## Problem description
What lines in the records below include the word "JSON"? Return each one.

───── Records shown ─────

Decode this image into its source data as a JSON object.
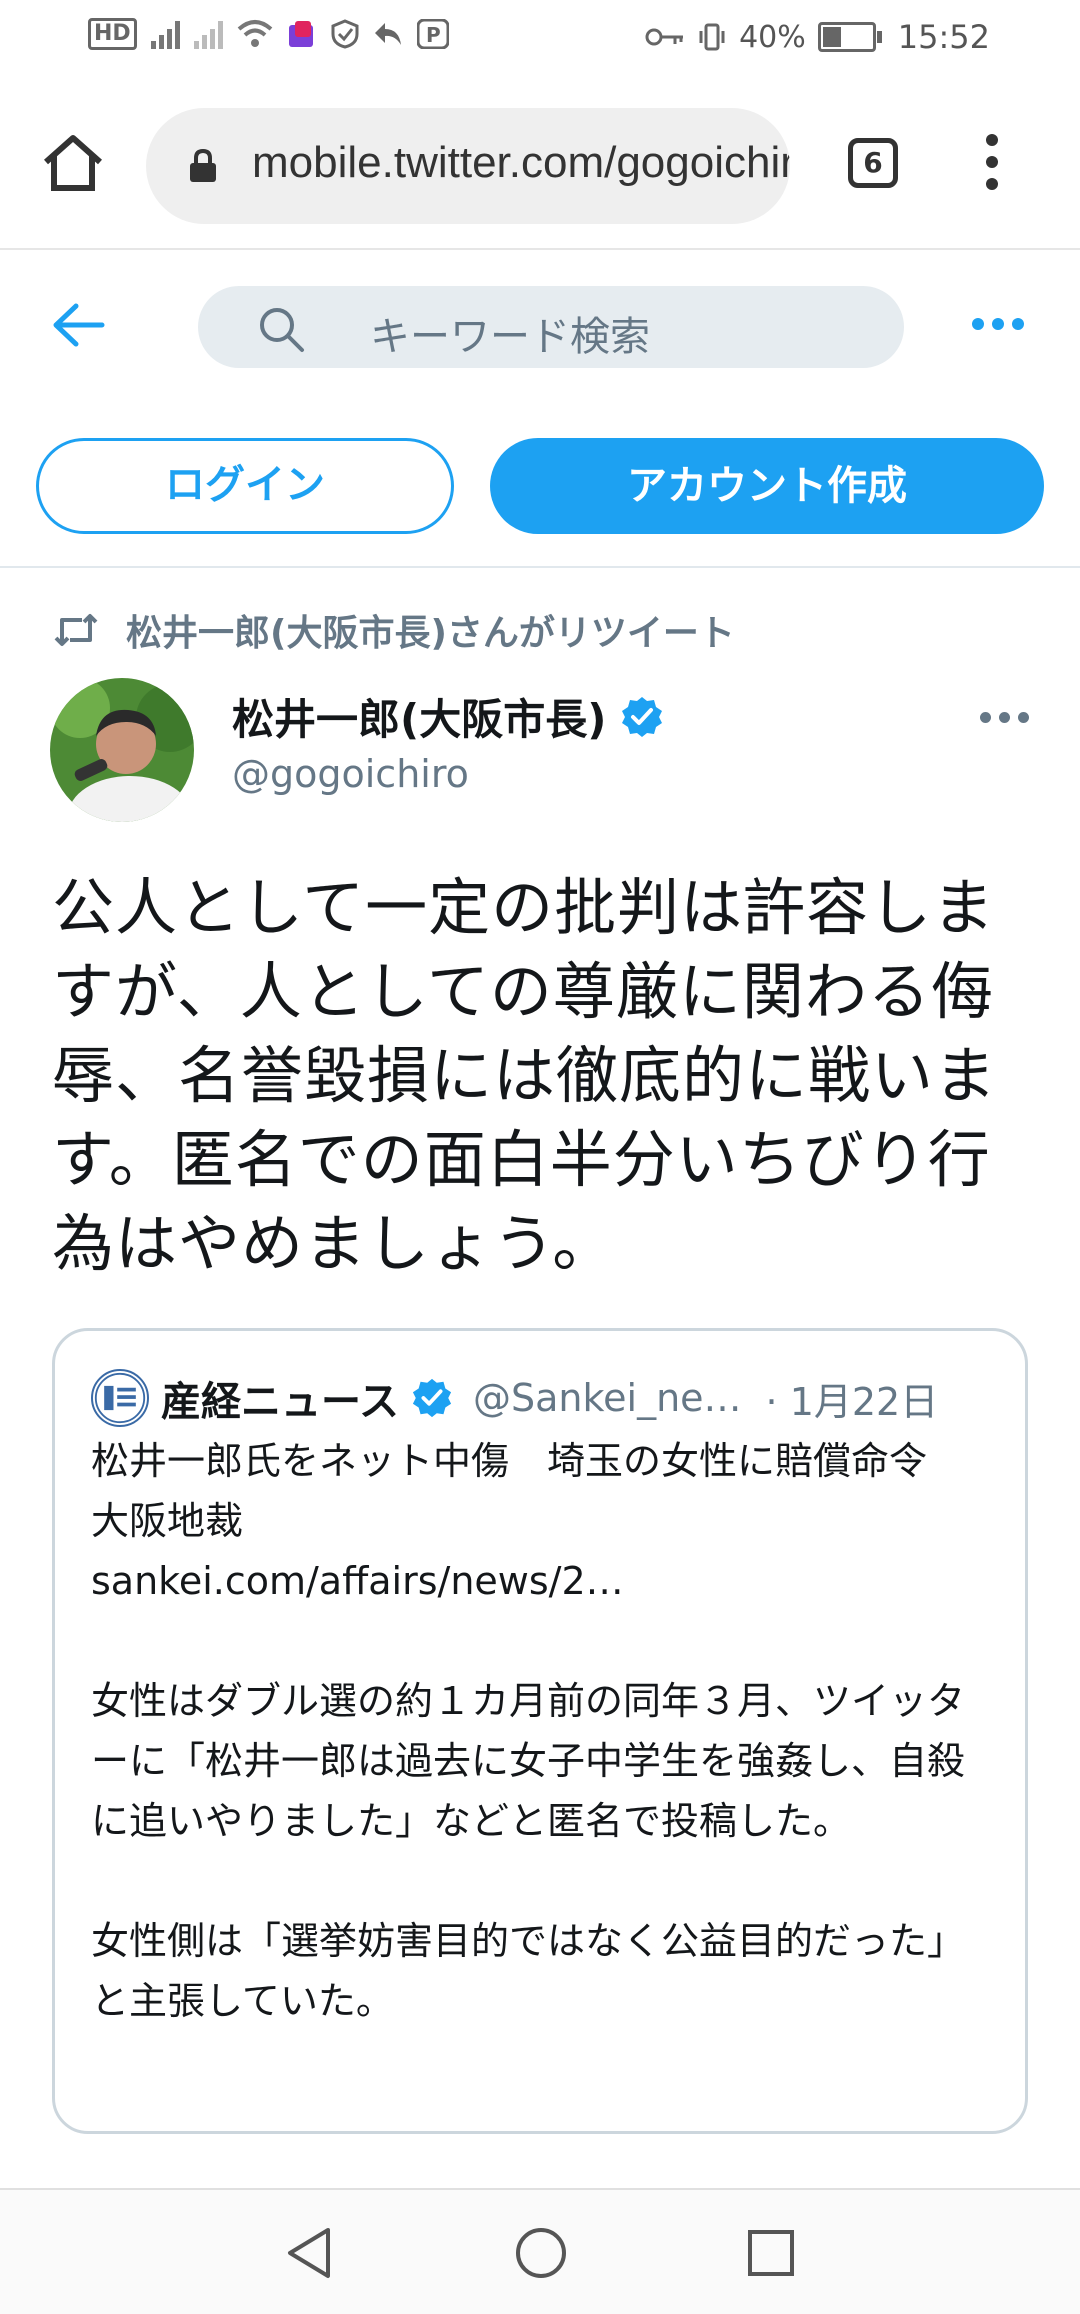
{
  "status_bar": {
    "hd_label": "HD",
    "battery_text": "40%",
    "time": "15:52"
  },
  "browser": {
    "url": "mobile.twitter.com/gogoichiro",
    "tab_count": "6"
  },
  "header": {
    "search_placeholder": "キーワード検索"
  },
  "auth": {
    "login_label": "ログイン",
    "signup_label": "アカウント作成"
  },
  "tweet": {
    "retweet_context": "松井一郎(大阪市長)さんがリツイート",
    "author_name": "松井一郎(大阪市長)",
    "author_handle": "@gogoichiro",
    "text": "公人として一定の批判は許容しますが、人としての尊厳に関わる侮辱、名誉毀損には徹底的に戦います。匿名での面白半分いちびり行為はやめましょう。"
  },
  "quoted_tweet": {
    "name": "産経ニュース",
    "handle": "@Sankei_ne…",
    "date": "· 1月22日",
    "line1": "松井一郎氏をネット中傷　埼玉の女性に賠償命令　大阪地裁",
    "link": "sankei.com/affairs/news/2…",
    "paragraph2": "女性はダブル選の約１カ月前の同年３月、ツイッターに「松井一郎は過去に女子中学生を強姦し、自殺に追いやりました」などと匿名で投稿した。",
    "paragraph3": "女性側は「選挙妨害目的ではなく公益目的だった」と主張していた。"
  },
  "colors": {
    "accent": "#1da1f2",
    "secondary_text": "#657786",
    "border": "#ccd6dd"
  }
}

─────
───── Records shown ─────

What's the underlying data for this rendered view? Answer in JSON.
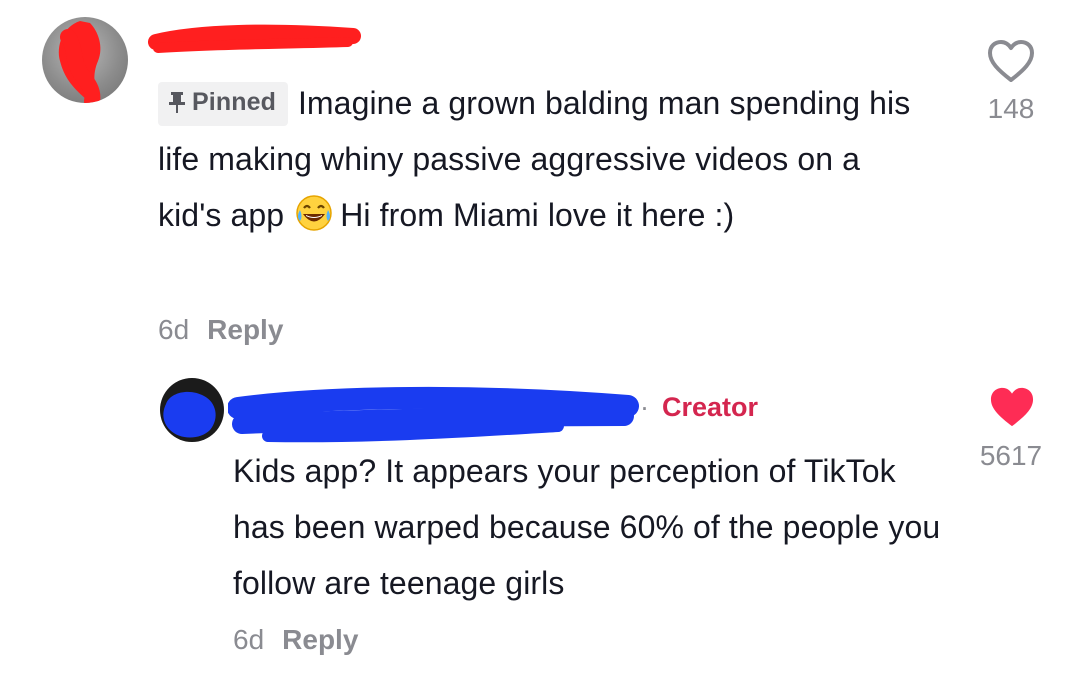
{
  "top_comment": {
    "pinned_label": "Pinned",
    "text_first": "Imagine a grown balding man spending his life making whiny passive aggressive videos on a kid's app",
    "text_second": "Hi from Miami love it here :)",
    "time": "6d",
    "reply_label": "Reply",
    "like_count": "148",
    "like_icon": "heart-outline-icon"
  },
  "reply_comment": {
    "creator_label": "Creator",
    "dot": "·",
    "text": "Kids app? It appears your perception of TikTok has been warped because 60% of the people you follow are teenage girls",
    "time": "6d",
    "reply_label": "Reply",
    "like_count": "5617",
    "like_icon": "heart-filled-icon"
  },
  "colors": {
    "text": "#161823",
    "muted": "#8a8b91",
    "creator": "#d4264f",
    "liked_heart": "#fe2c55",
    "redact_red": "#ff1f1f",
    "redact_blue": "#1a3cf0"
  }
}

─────
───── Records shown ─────

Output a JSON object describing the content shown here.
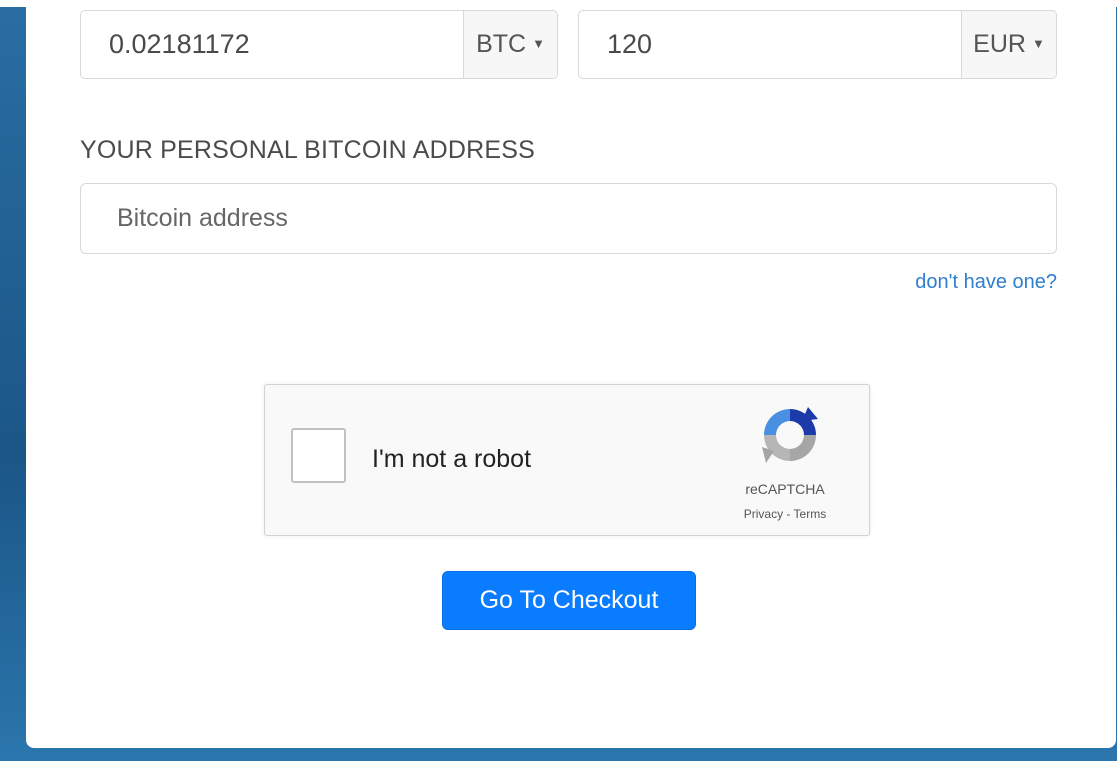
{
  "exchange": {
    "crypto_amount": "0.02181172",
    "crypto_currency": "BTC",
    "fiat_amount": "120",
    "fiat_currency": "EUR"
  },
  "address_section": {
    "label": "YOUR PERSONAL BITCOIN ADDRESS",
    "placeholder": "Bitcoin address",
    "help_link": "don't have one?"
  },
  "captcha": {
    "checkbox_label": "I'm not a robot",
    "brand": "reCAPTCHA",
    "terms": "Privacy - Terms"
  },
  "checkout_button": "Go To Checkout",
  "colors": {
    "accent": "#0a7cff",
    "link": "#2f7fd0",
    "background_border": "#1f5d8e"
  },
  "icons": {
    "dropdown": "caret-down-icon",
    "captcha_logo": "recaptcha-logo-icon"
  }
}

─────

## Answer to the problem
Decode this image into its source data as a JSON object.
What's the underlying data for this rendered view? Answer in JSON.
Output a JSON object describing the content shown here.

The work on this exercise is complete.